Straight from the example page of “How to write a Teen film” it’s the Sex-Comedy-Zombie-Horror film of the season, Scouts Guide to the Zombie Apocalypse.
Life-long friends Ben, Carter, and Augie (Tye Sheridan Logan Miller and Joey Morgan), are scouts, the lowest on the high school food chain, but with an invite to the coolest party of the year their luck might finally be about to change; that is before the undead begin to rise.
The plot, script, characters, jokes, cinematography, editing, acting, everything really, is basic. It doesn’t make the film particularly bad in any way, but it isn’t going to be anyone’s favourite film of the year – bar a few hormone driven teenagers. You know the characters instantly as you’ve seen a million variations of them in the past, so when they get put into these scenarios the audience not only knows the outcome, but who is going to say what to who, as though hearing half-forgotten jokes from a previous film. If I were asked to produce a poster quote it would be “Superbad Fan-Fiction: The Movie”.
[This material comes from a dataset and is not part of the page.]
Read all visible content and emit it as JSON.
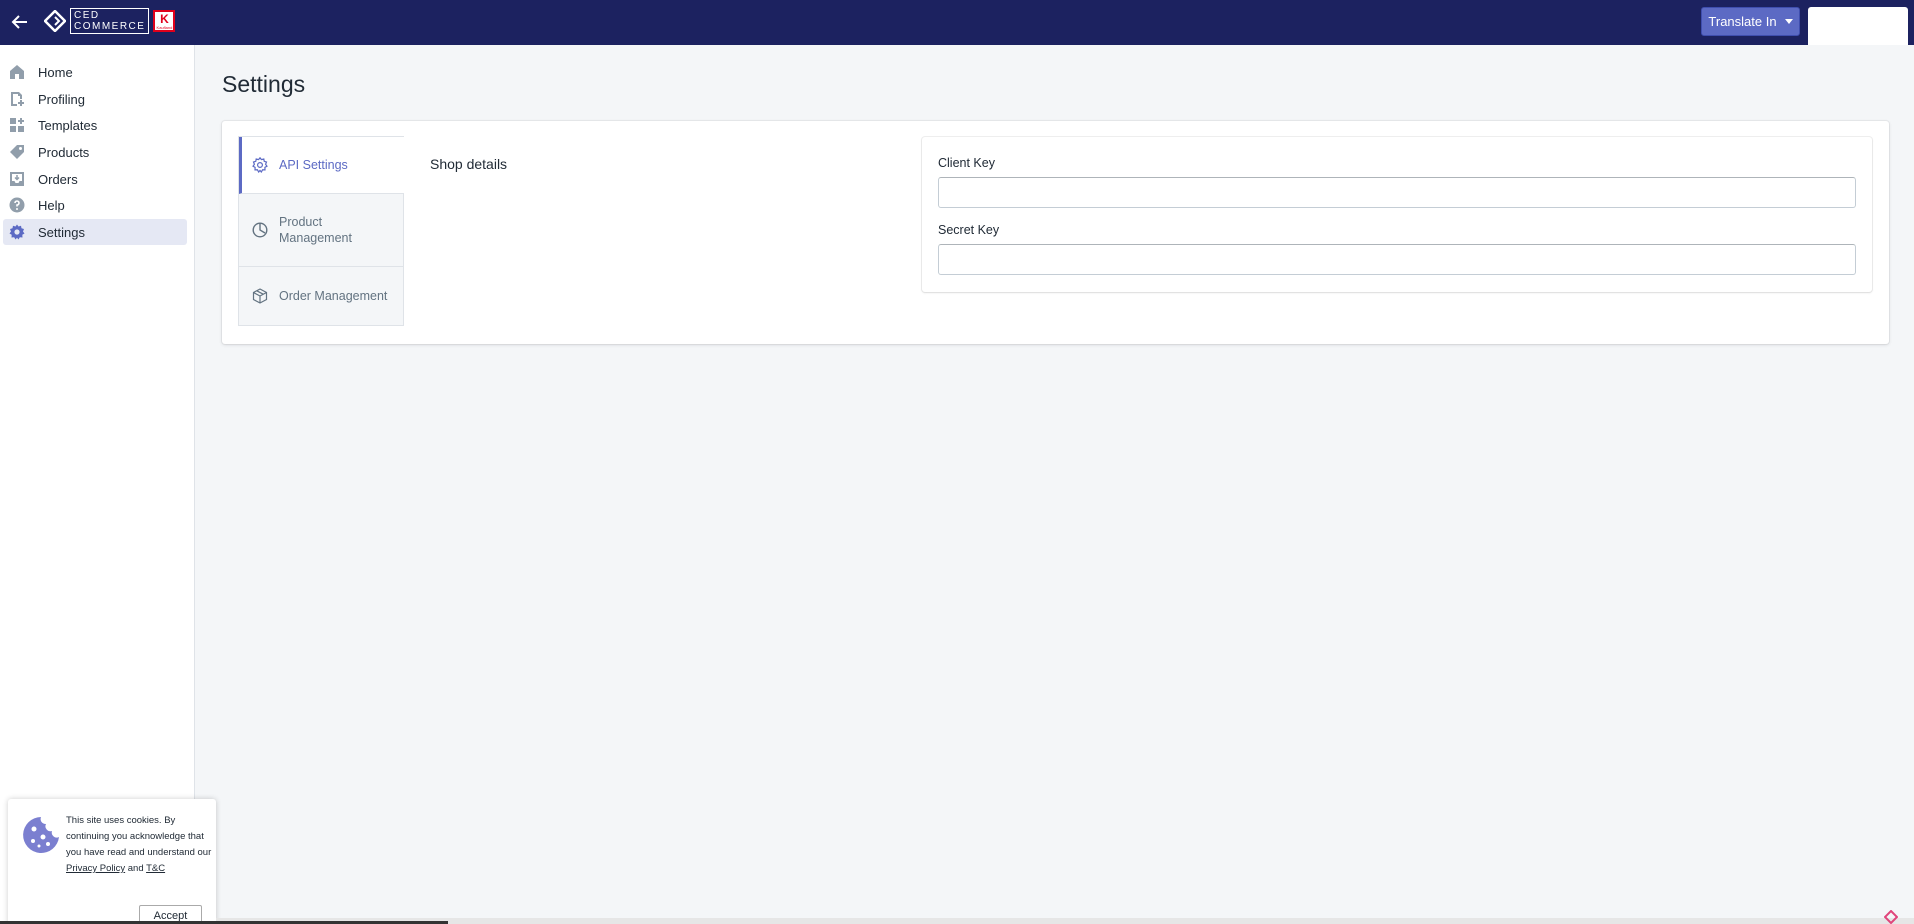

The comedy mostly revolves around two things, blood and genitals, sometimes at the same time. If the blood isn’t present then they’re generally talking about where they are going to put their genitals. Occasionally there are flashes of self-awareness, a zombie intentionally breaking the conventions, or a joke playing on your expectations, but then these moments are always lost by the gag just around the corner. As for the action pieces they do manage to get some practical laughs, although they may be after you squirm in your seat a little. It’s cringe humour essentially, part for the imagined pain of the character, second for the fact that someone decided to write that.
The moments that induce this mostly are the unnecessary focus on zombie boobs. Why? This film is not suggesting some deep physiological thesis about necrophilia, it genuinely thinks it’s sexy, and it’s uncomfortable. It’s not even like they used the zombie aspect as an excuse to insert these scenes and get teenage butts in seats, there is specific make up made to make them look dead. Someone was paid to make their breasts look deceased and then shake them in front of a slow-mo cam, just let that sink in a moment.
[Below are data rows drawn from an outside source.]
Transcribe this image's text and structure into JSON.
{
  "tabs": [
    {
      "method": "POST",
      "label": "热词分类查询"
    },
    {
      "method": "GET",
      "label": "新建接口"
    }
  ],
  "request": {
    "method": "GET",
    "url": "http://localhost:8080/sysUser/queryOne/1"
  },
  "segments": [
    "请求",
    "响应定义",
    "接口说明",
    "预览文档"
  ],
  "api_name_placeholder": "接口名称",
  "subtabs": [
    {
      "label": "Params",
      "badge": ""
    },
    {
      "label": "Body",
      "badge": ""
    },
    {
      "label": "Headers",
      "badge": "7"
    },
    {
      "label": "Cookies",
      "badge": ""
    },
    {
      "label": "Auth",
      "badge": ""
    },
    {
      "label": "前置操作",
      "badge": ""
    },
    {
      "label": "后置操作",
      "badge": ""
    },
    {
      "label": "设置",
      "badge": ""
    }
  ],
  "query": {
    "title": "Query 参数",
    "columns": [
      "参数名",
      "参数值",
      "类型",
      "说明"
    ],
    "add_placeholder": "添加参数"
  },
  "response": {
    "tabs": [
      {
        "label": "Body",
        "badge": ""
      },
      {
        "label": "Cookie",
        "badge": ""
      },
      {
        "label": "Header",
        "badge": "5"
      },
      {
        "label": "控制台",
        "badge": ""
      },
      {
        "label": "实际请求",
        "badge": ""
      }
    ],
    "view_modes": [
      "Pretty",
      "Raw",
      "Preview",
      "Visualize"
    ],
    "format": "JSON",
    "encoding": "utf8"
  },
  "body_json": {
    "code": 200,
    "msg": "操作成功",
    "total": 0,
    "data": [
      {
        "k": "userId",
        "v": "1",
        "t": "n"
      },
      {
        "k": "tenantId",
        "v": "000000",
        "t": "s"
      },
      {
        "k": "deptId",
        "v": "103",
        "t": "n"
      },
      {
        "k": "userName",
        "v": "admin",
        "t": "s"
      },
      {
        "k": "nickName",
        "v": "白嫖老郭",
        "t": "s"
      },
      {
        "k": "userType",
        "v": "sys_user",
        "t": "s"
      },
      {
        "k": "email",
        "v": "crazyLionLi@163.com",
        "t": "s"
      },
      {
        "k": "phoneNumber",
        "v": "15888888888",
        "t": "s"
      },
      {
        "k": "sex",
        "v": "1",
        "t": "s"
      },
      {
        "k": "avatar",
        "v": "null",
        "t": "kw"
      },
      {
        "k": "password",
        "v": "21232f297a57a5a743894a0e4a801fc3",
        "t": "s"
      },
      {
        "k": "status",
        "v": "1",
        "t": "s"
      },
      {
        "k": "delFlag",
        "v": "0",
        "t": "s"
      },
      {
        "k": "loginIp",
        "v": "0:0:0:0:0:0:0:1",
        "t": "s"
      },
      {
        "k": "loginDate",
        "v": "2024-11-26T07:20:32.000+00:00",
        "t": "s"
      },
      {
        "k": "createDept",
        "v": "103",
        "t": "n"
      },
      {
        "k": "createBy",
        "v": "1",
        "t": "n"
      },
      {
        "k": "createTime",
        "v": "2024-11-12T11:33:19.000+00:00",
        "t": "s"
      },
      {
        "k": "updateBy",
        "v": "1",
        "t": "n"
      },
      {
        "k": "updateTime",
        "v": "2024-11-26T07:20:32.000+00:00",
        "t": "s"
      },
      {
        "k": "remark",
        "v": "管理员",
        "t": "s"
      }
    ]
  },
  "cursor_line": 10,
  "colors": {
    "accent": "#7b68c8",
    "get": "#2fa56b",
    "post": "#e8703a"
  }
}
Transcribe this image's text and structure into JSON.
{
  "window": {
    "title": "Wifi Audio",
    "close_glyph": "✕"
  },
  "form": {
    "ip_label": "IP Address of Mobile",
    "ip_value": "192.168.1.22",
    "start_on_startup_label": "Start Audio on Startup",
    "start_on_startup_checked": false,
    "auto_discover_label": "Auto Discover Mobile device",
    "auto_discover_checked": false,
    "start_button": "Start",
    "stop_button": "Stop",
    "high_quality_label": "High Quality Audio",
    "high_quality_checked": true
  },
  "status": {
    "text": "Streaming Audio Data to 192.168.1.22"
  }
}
When the action scenes do eventually attempt to progress the plot they are confusing and badly choreographed. In the final showdown everything but the protagonists blasting off their weapons is indistinguishable; you can barely tell the difference between the undead and their victims. It’s a motion blur fest of bad editing, blinding lens flares, and CGI blood splats.
At the end of the film I was left with a slightly bad taste in my mouth. Some critics have lamented on the film’s bad taste (true), gross out humour (true), and sexism (very true), and the effect it will have on the teen demographic that the film is aimed towards. While I wouldn’t go so far as to say that this is bad enough to make the world a worse place, it certainly won’t make the arseholes of the world stop and think on their actions; for those kids it’s more like an accepting smile.
Scouts Guide to the Zombie Apocalypse (2015), directed by Christopher Landon, is released in the UK on 6th November by Paramount Pictures. Certificate 15.
We finally get around to reviewing the teen-sex-horror-romp of the season